Transforming a cultural mountain from the Ground Up PDF Print E-mail
Sunday, 12 August 2012 00:00

The 2012 Olympic Games have had many inspiring stories in an article written by inspirational writer Os Hillman ( One of those was 16 year old gymnast Gabby Douglas who made history with her gold medal winning all-around performance and team gold medal winning performance. She commented after her win: "And I give all the glory to God. It's kind of a win-win situation. The glory goes up to Him and the blessings fall down on me," she said.

I was awed by Douglas statement when I read it. For I believe that God truly created us for His glory and that He will never leave or forsake us.

Hillman in the same article pondered on Douglas success and recalled another inspiring story that took place in 1996 by a little known change agent mom who may have laid the foundation for the 2012 U.S. Olympic team. Rarely do, he wrote, can we find a story that so demonstrates what it means to influence a cultural mountain as the story of Lynne Ruhl.

In the early eighties Lynne’s seven-year old daughter participated in gymnastics, just as most American children do at one time or another. However, Lynne's daughter showed particular promise, according to some competitive gymnastics coaches. She was invited to put her daughter in a competitive gymnastics program that would require her to train for eleven hours a week.

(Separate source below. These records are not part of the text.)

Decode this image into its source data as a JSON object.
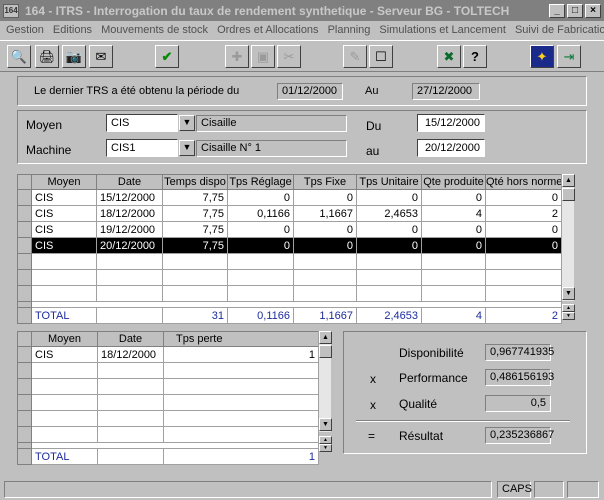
{
  "window": {
    "app_icon": "164",
    "title": "164 - ITRS - Interrogation du taux de rendement synthetique - Serveur BG - TOLTECH"
  },
  "menu": [
    "Gestion",
    "Editions",
    "Mouvements de stock",
    "Ordres et Allocations",
    "Planning",
    "Simulations et Lancement",
    "Suivi de Fabrication"
  ],
  "header": {
    "info_text": "Le dernier TRS a été obtenu la période du",
    "from_date": "01/12/2000",
    "to_label": "Au",
    "to_date": "27/12/2000"
  },
  "filters": {
    "moyen_label": "Moyen",
    "moyen_code": "CIS",
    "moyen_desc": "Cisaille",
    "machine_label": "Machine",
    "machine_code": "CIS1",
    "machine_desc": "Cisaille N° 1",
    "du_label": "Du",
    "du_date": "15/12/2000",
    "au_label": "au",
    "au_date": "20/12/2000"
  },
  "main_grid": {
    "columns": [
      "Moyen",
      "Date",
      "Temps dispo",
      "Tps Réglage",
      "Tps Fixe",
      "Tps Unitaire",
      "Qte produite",
      "Qté hors norme"
    ],
    "rows": [
      [
        "CIS",
        "15/12/2000",
        "7,75",
        "0",
        "0",
        "0",
        "0",
        "0"
      ],
      [
        "CIS",
        "18/12/2000",
        "7,75",
        "0,1166",
        "1,1667",
        "2,4653",
        "4",
        "2"
      ],
      [
        "CIS",
        "19/12/2000",
        "7,75",
        "0",
        "0",
        "0",
        "0",
        "0"
      ],
      [
        "CIS",
        "20/12/2000",
        "7,75",
        "0",
        "0",
        "0",
        "0",
        "0"
      ]
    ],
    "total": [
      "TOTAL",
      "",
      "31",
      "0,1166",
      "1,1667",
      "2,4653",
      "4",
      "2"
    ]
  },
  "perte_grid": {
    "columns": [
      "Moyen",
      "Date",
      "Tps perte"
    ],
    "rows": [
      [
        "CIS",
        "18/12/2000",
        "1"
      ]
    ],
    "total": [
      "TOTAL",
      "",
      "1"
    ]
  },
  "trs": {
    "disponibilite_label": "Disponibilité",
    "disponibilite_value": "0,967741935",
    "x1": "x",
    "performance_label": "Performance",
    "performance_value": "0,486156193",
    "x2": "x",
    "qualite_label": "Qualité",
    "qualite_value": "0,5",
    "eq": "=",
    "resultat_label": "Résultat",
    "resultat_value": "0,235236867"
  },
  "status": {
    "caps": "CAPS"
  },
  "icons": [
    "zoom-icon",
    "printer-icon",
    "camera-icon",
    "mail-icon",
    "ok-icon",
    "add-icon",
    "save-icon",
    "cut-icon",
    "edit-icon",
    "new-icon",
    "excel-icon",
    "help-icon",
    "wizard-icon",
    "exit-icon"
  ]
}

Lynne's first thought was, "I need to get to know anyone who is going to have eleven hours of my daughter's life each week." So she visited with the gym that wanted her to participate. What she found deeply disturbed her. She learned that the environment of competitive gymnastics was so damaging to young girls that she could not let her daughter participate. The girls were ridiculed, shamed, and treated like robots.

(Since this process seems similar to fraternity hazing and police or military training, I wonder if this could be one of the reasons why instead of producing well-behaved recruits they bring out the monsters within the members of their organization.)

The environment fostered very negative and competitive attitudes between the gymnasts, Lynnee sadly noted. She hunted for other gyms that did not model such a culture. However, she could not find one. Her only answer was to buy a gym. After consulting with her husband, they found a gym that they felt they could purchase. It was in disrepair, but they felt it was the one they were to buy. However, something happened just before she was to finalize the deal that prevented the purchase. This led to her being retained to develop the culture within the very gym they felt they were to be involved with. While at the time this was seen as a devastating roadblock, it was a divine interruption to her plans.

Lynne identified a trainer named Mary Lee Tracy who she felt could understand and implement a healthy culture that valued the girls and built up their self-esteem. Lynne prayed with the girls and invested into their lives emotionally and spiritually. She developed a detailed program for the girls. Mary Lee Tracy was not a follower of Christ at the time and "sort of put up with me," as Lynne says. However, the tragic death of Lynne's brother led to Mary Lee, along with fifteen others, accepting Christ at the funeral. Mary Lee would now not only embrace the emotional but also the spiritual culture Lynne was creating for the Cincinnati Gymnastics Academy.

It took six full years before culture changed for the now two hundred girls who were enrolled in her training program. The real evidence that they not only changed a culture but were also extremely successful as a result was two of their girls-Amanda Borden and Jaycie Phelps-making the 1996 US Olympic Women Gymnastics team and winning the gold medal for team combined exercises for the United States, the first ever for a US Women's Olympic gymnastics program. Other members of that team were Amy Chow, Dominique Dawes, Shannon Miller, Dominique Moceanu, Jaycie Phelps and Kerri Strug. Millions around the world witnessed the U.S. Team's outstanding performance to clinch the team gold medal, outscoring Russia and Romania.

The notoriety and news value that this created put Lynne's gym on the national map for Olympic gymnast's training. She would be called upon to speak and explain why changing the culture in training young girls was so vital, primarily for the health of the girls but also to lead to a successful program. The Olympic trainers listened, and Cincinnati Gymnastics Academy became a model for training Olympic gymnasts.  Tracy’s philosophy for her gym and her life: "We teach gymnastics through Loving Discipline while Serving and Enriching the lives of others." It all began when a mom said, "This is not acceptable."

Truly, Lynne and her team had transformed a cultural mountain in a highly developed and competitive industry. With deep reflection on this story, I agree with Hillman further that we can have a better society today when we let high moral values rule us instead of greed that tends to corrupt and degrade our humanity.  Our selfish greed for fame, power and  material wealth separates us from God or Allah. It brings us down.

By Dante Corteza